▸ Exercise requirements
Every entry must be output exactly as it was written.

▸ Given records
:::::
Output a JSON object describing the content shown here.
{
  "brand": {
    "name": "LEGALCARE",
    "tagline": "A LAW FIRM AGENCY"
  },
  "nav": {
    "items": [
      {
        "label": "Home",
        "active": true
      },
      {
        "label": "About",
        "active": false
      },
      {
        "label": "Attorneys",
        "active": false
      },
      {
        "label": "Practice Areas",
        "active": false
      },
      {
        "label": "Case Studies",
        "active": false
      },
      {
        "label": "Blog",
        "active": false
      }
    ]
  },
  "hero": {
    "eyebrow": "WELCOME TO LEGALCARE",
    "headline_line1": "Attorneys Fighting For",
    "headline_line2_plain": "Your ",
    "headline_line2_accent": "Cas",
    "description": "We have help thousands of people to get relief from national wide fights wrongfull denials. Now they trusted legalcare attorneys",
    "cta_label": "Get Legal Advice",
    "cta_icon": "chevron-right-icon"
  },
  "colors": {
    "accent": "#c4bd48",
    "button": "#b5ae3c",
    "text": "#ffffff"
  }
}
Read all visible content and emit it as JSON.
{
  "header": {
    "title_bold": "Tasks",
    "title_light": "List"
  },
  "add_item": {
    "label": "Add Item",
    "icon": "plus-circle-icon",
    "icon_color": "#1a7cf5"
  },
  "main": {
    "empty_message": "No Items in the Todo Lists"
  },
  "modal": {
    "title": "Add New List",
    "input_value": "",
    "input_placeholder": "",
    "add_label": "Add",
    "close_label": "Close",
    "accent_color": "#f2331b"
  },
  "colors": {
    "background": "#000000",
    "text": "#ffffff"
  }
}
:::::
▸ Answer space
Output a JSON object describing the content shown here.
{
  "brand": {
    "name": "LEGALCARE",
    "tagline": "A LAW FIRM AGENCY"
  },
  "nav": {
    "items": [
      {
        "label": "Home",
        "active": true
      },
      {
        "label": "About",
        "active": false
      },
      {
        "label": "Attorneys",
        "active": false
      },
      {
        "label": "Practice Areas",
        "active": false
      },
      {
        "label": "Case Studies",
        "active": false
      },
      {
        "label": "Blog",
        "active": false
      }
    ]
  },
  "hero": {
    "eyebrow": "WELCOME TO LEGALCARE",
    "headline_line1": "Attorneys Fighting For",
    "headline_line2_plain": "Your ",
    "headline_line2_accent": "Cas",
    "description": "We have help thousands of people to get relief from national wide fights wrongfull denials. Now they trusted legalcare attorneys",
    "cta_label": "Get Legal Advice",
    "cta_icon": "chevron-right-icon"
  },
  "colors": {
    "accent": "#c4bd48",
    "button": "#b5ae3c",
    "text": "#ffffff"
  }
}
Read all visible content and emit it as JSON.
{
  "header": {
    "title_bold": "Tasks",
    "title_light": "List"
  },
  "add_item": {
    "label": "Add Item",
    "icon": "plus-circle-icon",
    "icon_color": "#1a7cf5"
  },
  "main": {
    "empty_message": "No Items in the Todo Lists"
  },
  "modal": {
    "title": "Add New List",
    "input_value": "",
    "input_placeholder": "",
    "add_label": "Add",
    "close_label": "Close",
    "accent_color": "#f2331b"
  },
  "colors": {
    "background": "#000000",
    "text": "#ffffff"
  }
}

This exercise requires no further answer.